[GOAL OF THE EXERCISE]
Though the entries contain pictures, the copy you make should hold only the rest, exactly as written.
DATA PROVIDED Start Marker
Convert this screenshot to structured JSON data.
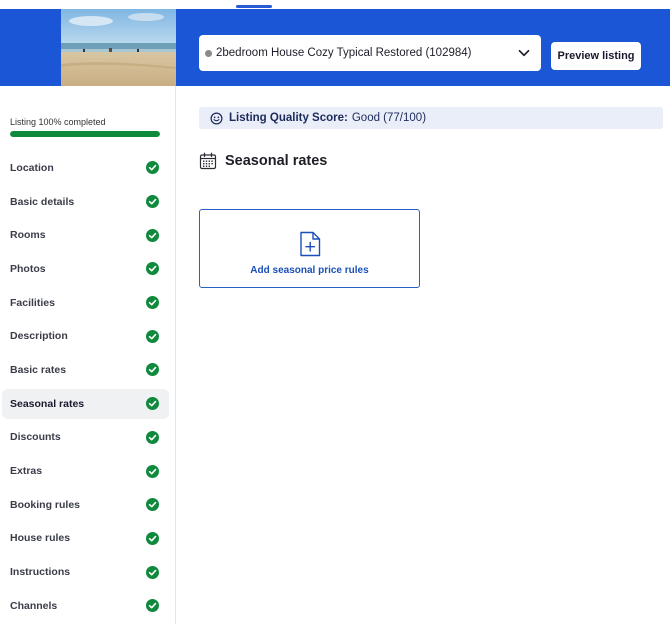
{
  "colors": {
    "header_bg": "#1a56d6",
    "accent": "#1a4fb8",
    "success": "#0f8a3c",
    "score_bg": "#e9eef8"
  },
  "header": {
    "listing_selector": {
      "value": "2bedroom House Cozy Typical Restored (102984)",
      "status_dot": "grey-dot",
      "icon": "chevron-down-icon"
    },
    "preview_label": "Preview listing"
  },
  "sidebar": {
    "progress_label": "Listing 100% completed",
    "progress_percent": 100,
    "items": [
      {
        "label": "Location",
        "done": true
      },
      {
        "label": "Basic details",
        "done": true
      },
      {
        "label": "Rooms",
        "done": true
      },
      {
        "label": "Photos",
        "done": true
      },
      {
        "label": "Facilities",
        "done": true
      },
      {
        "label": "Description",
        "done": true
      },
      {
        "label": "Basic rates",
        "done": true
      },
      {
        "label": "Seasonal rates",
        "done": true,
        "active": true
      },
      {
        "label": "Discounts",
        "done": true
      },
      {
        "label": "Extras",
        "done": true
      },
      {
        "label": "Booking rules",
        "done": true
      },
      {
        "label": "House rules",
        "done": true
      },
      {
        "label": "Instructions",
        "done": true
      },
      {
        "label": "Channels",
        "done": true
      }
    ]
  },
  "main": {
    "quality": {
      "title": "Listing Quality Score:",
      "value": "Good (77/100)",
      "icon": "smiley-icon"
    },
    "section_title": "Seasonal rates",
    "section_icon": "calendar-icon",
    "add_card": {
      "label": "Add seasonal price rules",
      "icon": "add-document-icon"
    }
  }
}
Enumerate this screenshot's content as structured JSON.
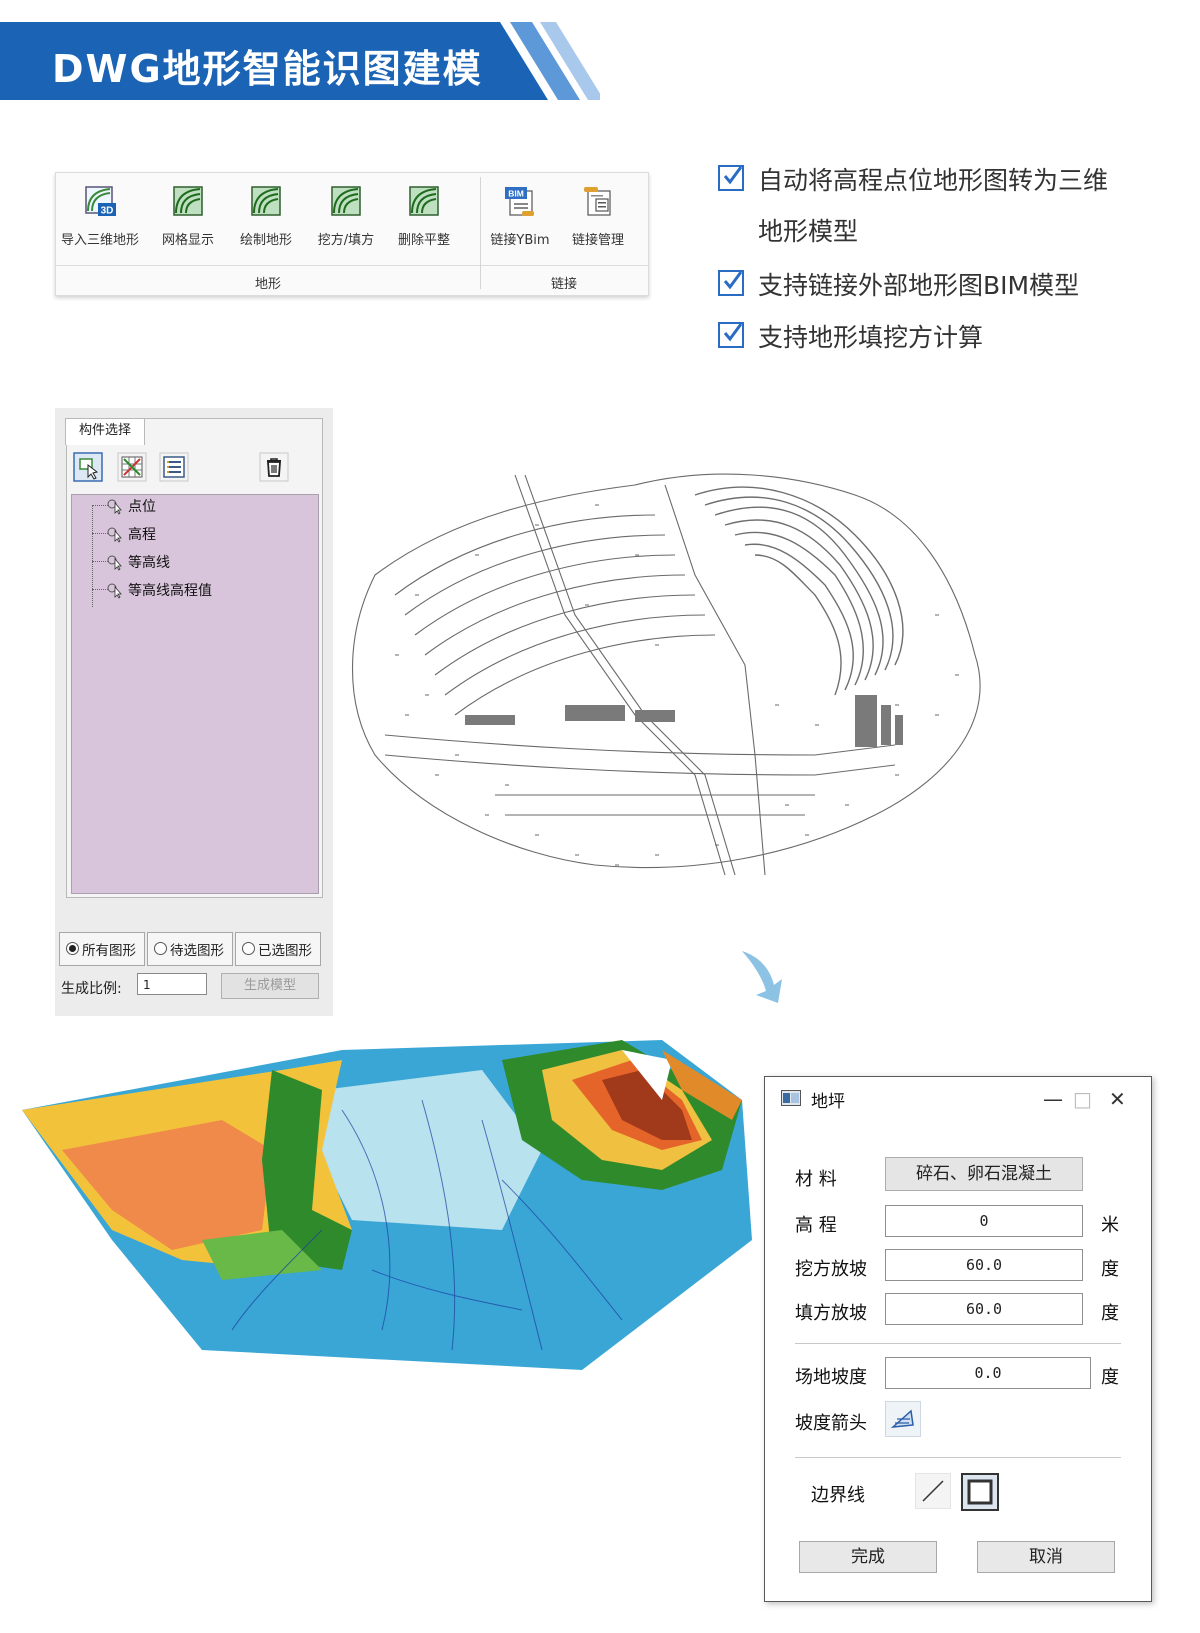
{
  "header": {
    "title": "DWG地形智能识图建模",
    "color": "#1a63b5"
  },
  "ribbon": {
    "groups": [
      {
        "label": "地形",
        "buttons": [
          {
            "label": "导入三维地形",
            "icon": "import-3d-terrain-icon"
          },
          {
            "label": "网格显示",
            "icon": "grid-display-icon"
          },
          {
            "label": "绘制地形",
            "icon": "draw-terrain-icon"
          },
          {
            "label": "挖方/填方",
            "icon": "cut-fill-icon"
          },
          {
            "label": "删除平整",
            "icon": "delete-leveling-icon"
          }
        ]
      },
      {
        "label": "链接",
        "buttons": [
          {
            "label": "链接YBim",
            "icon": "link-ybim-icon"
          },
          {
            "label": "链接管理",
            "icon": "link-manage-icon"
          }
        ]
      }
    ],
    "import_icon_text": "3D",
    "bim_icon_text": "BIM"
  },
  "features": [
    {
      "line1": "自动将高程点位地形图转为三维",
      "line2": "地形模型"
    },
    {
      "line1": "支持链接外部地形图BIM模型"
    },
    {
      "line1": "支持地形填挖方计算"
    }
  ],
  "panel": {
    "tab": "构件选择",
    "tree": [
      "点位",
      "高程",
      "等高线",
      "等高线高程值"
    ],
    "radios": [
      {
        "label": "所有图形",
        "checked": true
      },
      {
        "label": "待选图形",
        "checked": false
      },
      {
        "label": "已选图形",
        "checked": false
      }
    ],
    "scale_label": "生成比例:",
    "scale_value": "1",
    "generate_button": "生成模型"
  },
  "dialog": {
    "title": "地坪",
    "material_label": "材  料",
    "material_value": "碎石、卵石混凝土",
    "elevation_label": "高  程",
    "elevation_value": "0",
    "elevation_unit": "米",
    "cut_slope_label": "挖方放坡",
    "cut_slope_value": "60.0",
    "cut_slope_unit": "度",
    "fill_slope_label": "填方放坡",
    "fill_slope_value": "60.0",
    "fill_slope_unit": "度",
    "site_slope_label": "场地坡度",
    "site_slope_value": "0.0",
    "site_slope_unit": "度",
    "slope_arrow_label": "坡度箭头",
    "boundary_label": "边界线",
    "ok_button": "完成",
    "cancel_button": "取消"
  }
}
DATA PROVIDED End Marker
[TASK RESPONSE]
Convert this screenshot to structured JSON data.
{
  "colors": {
    "header_bg": "#1a56d6",
    "accent": "#1a4fb8",
    "success": "#0f8a3c",
    "score_bg": "#e9eef8"
  },
  "header": {
    "listing_selector": {
      "value": "2bedroom House Cozy Typical Restored (102984)",
      "status_dot": "grey-dot",
      "icon": "chevron-down-icon"
    },
    "preview_label": "Preview listing"
  },
  "sidebar": {
    "progress_label": "Listing 100% completed",
    "progress_percent": 100,
    "items": [
      {
        "label": "Location",
        "done": true
      },
      {
        "label": "Basic details",
        "done": true
      },
      {
        "label": "Rooms",
        "done": true
      },
      {
        "label": "Photos",
        "done": true
      },
      {
        "label": "Facilities",
        "done": true
      },
      {
        "label": "Description",
        "done": true
      },
      {
        "label": "Basic rates",
        "done": true
      },
      {
        "label": "Seasonal rates",
        "done": true,
        "active": true
      },
      {
        "label": "Discounts",
        "done": true
      },
      {
        "label": "Extras",
        "done": true
      },
      {
        "label": "Booking rules",
        "done": true
      },
      {
        "label": "House rules",
        "done": true
      },
      {
        "label": "Instructions",
        "done": true
      },
      {
        "label": "Channels",
        "done": true
      }
    ]
  },
  "main": {
    "quality": {
      "title": "Listing Quality Score:",
      "value": "Good (77/100)",
      "icon": "smiley-icon"
    },
    "section_title": "Seasonal rates",
    "section_icon": "calendar-icon",
    "add_card": {
      "label": "Add seasonal price rules",
      "icon": "add-document-icon"
    }
  }
}
Enumerate this screenshot's content as structured JSON.
{
  "header": {
    "title": "DWG地形智能识图建模",
    "color": "#1a63b5"
  },
  "ribbon": {
    "groups": [
      {
        "label": "地形",
        "buttons": [
          {
            "label": "导入三维地形",
            "icon": "import-3d-terrain-icon"
          },
          {
            "label": "网格显示",
            "icon": "grid-display-icon"
          },
          {
            "label": "绘制地形",
            "icon": "draw-terrain-icon"
          },
          {
            "label": "挖方/填方",
            "icon": "cut-fill-icon"
          },
          {
            "label": "删除平整",
            "icon": "delete-leveling-icon"
          }
        ]
      },
      {
        "label": "链接",
        "buttons": [
          {
            "label": "链接YBim",
            "icon": "link-ybim-icon"
          },
          {
            "label": "链接管理",
            "icon": "link-manage-icon"
          }
        ]
      }
    ],
    "import_icon_text": "3D",
    "bim_icon_text": "BIM"
  },
  "features": [
    {
      "line1": "自动将高程点位地形图转为三维",
      "line2": "地形模型"
    },
    {
      "line1": "支持链接外部地形图BIM模型"
    },
    {
      "line1": "支持地形填挖方计算"
    }
  ],
  "panel": {
    "tab": "构件选择",
    "tree": [
      "点位",
      "高程",
      "等高线",
      "等高线高程值"
    ],
    "radios": [
      {
        "label": "所有图形",
        "checked": true
      },
      {
        "label": "待选图形",
        "checked": false
      },
      {
        "label": "已选图形",
        "checked": false
      }
    ],
    "scale_label": "生成比例:",
    "scale_value": "1",
    "generate_button": "生成模型"
  },
  "dialog": {
    "title": "地坪",
    "material_label": "材  料",
    "material_value": "碎石、卵石混凝土",
    "elevation_label": "高  程",
    "elevation_value": "0",
    "elevation_unit": "米",
    "cut_slope_label": "挖方放坡",
    "cut_slope_value": "60.0",
    "cut_slope_unit": "度",
    "fill_slope_label": "填方放坡",
    "fill_slope_value": "60.0",
    "fill_slope_unit": "度",
    "site_slope_label": "场地坡度",
    "site_slope_value": "0.0",
    "site_slope_unit": "度",
    "slope_arrow_label": "坡度箭头",
    "boundary_label": "边界线",
    "ok_button": "完成",
    "cancel_button": "取消"
  }
}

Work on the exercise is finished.